What you give back must match the records below exactly.
══ RECORDS FOR PROCESSING
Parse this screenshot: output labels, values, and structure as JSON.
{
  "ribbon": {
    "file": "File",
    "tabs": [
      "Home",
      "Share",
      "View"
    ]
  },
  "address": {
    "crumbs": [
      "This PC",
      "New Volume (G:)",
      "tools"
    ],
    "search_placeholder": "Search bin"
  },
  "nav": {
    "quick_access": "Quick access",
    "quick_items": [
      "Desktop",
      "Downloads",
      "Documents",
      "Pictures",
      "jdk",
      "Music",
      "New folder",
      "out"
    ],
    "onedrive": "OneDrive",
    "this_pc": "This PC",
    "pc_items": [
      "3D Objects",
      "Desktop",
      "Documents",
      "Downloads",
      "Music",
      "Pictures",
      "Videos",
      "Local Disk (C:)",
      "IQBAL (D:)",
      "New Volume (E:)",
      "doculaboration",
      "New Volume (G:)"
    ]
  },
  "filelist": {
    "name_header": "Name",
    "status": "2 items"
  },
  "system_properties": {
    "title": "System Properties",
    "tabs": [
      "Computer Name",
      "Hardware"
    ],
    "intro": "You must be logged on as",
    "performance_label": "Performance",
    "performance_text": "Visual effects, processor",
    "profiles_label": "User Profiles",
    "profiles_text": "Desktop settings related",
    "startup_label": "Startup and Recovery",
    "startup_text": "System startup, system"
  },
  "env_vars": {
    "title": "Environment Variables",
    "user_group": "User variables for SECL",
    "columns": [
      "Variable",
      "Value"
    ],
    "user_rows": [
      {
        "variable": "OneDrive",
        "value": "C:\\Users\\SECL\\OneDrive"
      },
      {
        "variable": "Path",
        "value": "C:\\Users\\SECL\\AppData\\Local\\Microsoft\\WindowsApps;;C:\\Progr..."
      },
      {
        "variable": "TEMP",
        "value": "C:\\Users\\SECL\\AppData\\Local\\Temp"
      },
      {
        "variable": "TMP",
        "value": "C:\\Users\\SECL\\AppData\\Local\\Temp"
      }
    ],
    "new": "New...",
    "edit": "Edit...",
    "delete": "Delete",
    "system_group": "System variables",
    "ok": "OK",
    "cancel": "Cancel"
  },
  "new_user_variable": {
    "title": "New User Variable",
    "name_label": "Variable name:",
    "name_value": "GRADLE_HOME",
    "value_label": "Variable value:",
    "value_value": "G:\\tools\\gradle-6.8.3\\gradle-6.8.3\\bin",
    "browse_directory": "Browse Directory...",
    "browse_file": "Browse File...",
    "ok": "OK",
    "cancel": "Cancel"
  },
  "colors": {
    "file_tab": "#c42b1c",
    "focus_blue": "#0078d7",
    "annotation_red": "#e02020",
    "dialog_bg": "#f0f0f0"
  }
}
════
▸ EXPECTED OUTPUT
Parse this screenshot: output labels, values, and structure as JSON.
{
  "ribbon": {
    "file": "File",
    "tabs": [
      "Home",
      "Share",
      "View"
    ]
  },
  "address": {
    "crumbs": [
      "This PC",
      "New Volume (G:)",
      "tools"
    ],
    "search_placeholder": "Search bin"
  },
  "nav": {
    "quick_access": "Quick access",
    "quick_items": [
      "Desktop",
      "Downloads",
      "Documents",
      "Pictures",
      "jdk",
      "Music",
      "New folder",
      "out"
    ],
    "onedrive": "OneDrive",
    "this_pc": "This PC",
    "pc_items": [
      "3D Objects",
      "Desktop",
      "Documents",
      "Downloads",
      "Music",
      "Pictures",
      "Videos",
      "Local Disk (C:)",
      "IQBAL (D:)",
      "New Volume (E:)",
      "doculaboration",
      "New Volume (G:)"
    ]
  },
  "filelist": {
    "name_header": "Name",
    "status": "2 items"
  },
  "system_properties": {
    "title": "System Properties",
    "tabs": [
      "Computer Name",
      "Hardware"
    ],
    "intro": "You must be logged on as",
    "performance_label": "Performance",
    "performance_text": "Visual effects, processor",
    "profiles_label": "User Profiles",
    "profiles_text": "Desktop settings related",
    "startup_label": "Startup and Recovery",
    "startup_text": "System startup, system"
  },
  "env_vars": {
    "title": "Environment Variables",
    "user_group": "User variables for SECL",
    "columns": [
      "Variable",
      "Value"
    ],
    "user_rows": [
      {
        "variable": "OneDrive",
        "value": "C:\\Users\\SECL\\OneDrive"
      },
      {
        "variable": "Path",
        "value": "C:\\Users\\SECL\\AppData\\Local\\Microsoft\\WindowsApps;;C:\\Progr..."
      },
      {
        "variable": "TEMP",
        "value": "C:\\Users\\SECL\\AppData\\Local\\Temp"
      },
      {
        "variable": "TMP",
        "value": "C:\\Users\\SECL\\AppData\\Local\\Temp"
      }
    ],
    "new": "New...",
    "edit": "Edit...",
    "delete": "Delete",
    "system_group": "System variables",
    "ok": "OK",
    "cancel": "Cancel"
  },
  "new_user_variable": {
    "title": "New User Variable",
    "name_label": "Variable name:",
    "name_value": "GRADLE_HOME",
    "value_label": "Variable value:",
    "value_value": "G:\\tools\\gradle-6.8.3\\gradle-6.8.3\\bin",
    "browse_directory": "Browse Directory...",
    "browse_file": "Browse File...",
    "ok": "OK",
    "cancel": "Cancel"
  },
  "colors": {
    "file_tab": "#c42b1c",
    "focus_blue": "#0078d7",
    "annotation_red": "#e02020",
    "dialog_bg": "#f0f0f0"
  }
}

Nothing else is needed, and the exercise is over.